About this exercise: The full set of records needs to be retyped exactly.

Records for the task:
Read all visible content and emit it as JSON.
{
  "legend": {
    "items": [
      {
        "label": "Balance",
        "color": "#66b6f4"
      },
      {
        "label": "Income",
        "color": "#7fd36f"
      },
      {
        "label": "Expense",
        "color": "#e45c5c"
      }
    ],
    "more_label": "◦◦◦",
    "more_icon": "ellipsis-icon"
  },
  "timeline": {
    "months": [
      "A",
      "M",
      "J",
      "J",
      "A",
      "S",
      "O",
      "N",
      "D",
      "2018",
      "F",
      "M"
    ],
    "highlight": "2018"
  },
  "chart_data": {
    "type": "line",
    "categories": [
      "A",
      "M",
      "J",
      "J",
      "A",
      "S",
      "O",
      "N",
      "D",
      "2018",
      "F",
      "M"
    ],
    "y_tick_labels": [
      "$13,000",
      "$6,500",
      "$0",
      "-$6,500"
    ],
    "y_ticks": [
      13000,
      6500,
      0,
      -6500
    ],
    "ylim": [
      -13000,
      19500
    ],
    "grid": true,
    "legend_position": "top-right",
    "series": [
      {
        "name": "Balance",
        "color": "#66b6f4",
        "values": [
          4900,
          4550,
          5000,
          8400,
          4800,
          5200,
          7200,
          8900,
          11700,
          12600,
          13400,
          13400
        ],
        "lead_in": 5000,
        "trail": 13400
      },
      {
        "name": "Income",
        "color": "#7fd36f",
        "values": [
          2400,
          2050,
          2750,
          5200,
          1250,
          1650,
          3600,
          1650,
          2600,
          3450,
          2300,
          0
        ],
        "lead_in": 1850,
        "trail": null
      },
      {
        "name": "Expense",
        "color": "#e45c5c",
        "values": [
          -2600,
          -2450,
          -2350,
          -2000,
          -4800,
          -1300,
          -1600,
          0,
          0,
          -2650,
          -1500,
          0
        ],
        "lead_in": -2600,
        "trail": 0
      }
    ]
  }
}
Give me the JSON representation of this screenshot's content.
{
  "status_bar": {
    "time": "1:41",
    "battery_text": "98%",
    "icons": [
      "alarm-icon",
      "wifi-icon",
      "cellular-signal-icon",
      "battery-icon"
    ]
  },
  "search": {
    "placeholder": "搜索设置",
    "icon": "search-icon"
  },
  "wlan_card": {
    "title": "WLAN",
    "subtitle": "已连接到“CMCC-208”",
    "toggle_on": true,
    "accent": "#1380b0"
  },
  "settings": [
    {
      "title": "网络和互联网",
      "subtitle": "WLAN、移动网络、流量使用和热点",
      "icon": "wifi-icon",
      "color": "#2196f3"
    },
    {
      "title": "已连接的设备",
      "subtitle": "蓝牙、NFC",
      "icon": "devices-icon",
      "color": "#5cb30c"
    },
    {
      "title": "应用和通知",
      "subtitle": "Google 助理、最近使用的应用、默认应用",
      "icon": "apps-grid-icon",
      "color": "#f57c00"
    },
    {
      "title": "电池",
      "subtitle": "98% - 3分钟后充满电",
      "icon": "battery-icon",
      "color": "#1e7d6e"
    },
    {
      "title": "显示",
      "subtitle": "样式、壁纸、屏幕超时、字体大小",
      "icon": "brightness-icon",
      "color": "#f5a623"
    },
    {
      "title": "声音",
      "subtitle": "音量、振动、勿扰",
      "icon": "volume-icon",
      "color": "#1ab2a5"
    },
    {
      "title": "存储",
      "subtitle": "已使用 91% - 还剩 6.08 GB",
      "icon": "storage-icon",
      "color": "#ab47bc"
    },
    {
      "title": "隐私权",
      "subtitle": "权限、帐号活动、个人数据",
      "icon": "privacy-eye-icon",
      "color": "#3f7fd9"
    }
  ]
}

Solution below:
Read all visible content and emit it as JSON.
{
  "legend": {
    "items": [
      {
        "label": "Balance",
        "color": "#66b6f4"
      },
      {
        "label": "Income",
        "color": "#7fd36f"
      },
      {
        "label": "Expense",
        "color": "#e45c5c"
      }
    ],
    "more_label": "◦◦◦",
    "more_icon": "ellipsis-icon"
  },
  "timeline": {
    "months": [
      "A",
      "M",
      "J",
      "J",
      "A",
      "S",
      "O",
      "N",
      "D",
      "2018",
      "F",
      "M"
    ],
    "highlight": "2018"
  },
  "chart_data": {
    "type": "line",
    "categories": [
      "A",
      "M",
      "J",
      "J",
      "A",
      "S",
      "O",
      "N",
      "D",
      "2018",
      "F",
      "M"
    ],
    "y_tick_labels": [
      "$13,000",
      "$6,500",
      "$0",
      "-$6,500"
    ],
    "y_ticks": [
      13000,
      6500,
      0,
      -6500
    ],
    "ylim": [
      -13000,
      19500
    ],
    "grid": true,
    "legend_position": "top-right",
    "series": [
      {
        "name": "Balance",
        "color": "#66b6f4",
        "values": [
          4900,
          4550,
          5000,
          8400,
          4800,
          5200,
          7200,
          8900,
          11700,
          12600,
          13400,
          13400
        ],
        "lead_in": 5000,
        "trail": 13400
      },
      {
        "name": "Income",
        "color": "#7fd36f",
        "values": [
          2400,
          2050,
          2750,
          5200,
          1250,
          1650,
          3600,
          1650,
          2600,
          3450,
          2300,
          0
        ],
        "lead_in": 1850,
        "trail": null
      },
      {
        "name": "Expense",
        "color": "#e45c5c",
        "values": [
          -2600,
          -2450,
          -2350,
          -2000,
          -4800,
          -1300,
          -1600,
          0,
          0,
          -2650,
          -1500,
          0
        ],
        "lead_in": -2600,
        "trail": 0
      }
    ]
  }
}
Give me the JSON representation of this screenshot's content.
{
  "status_bar": {
    "time": "1:41",
    "battery_text": "98%",
    "icons": [
      "alarm-icon",
      "wifi-icon",
      "cellular-signal-icon",
      "battery-icon"
    ]
  },
  "search": {
    "placeholder": "搜索设置",
    "icon": "search-icon"
  },
  "wlan_card": {
    "title": "WLAN",
    "subtitle": "已连接到“CMCC-208”",
    "toggle_on": true,
    "accent": "#1380b0"
  },
  "settings": [
    {
      "title": "网络和互联网",
      "subtitle": "WLAN、移动网络、流量使用和热点",
      "icon": "wifi-icon",
      "color": "#2196f3"
    },
    {
      "title": "已连接的设备",
      "subtitle": "蓝牙、NFC",
      "icon": "devices-icon",
      "color": "#5cb30c"
    },
    {
      "title": "应用和通知",
      "subtitle": "Google 助理、最近使用的应用、默认应用",
      "icon": "apps-grid-icon",
      "color": "#f57c00"
    },
    {
      "title": "电池",
      "subtitle": "98% - 3分钟后充满电",
      "icon": "battery-icon",
      "color": "#1e7d6e"
    },
    {
      "title": "显示",
      "subtitle": "样式、壁纸、屏幕超时、字体大小",
      "icon": "brightness-icon",
      "color": "#f5a623"
    },
    {
      "title": "声音",
      "subtitle": "音量、振动、勿扰",
      "icon": "volume-icon",
      "color": "#1ab2a5"
    },
    {
      "title": "存储",
      "subtitle": "已使用 91% - 还剩 6.08 GB",
      "icon": "storage-icon",
      "color": "#ab47bc"
    },
    {
      "title": "隐私权",
      "subtitle": "权限、帐号活动、个人数据",
      "icon": "privacy-eye-icon",
      "color": "#3f7fd9"
    }
  ]
}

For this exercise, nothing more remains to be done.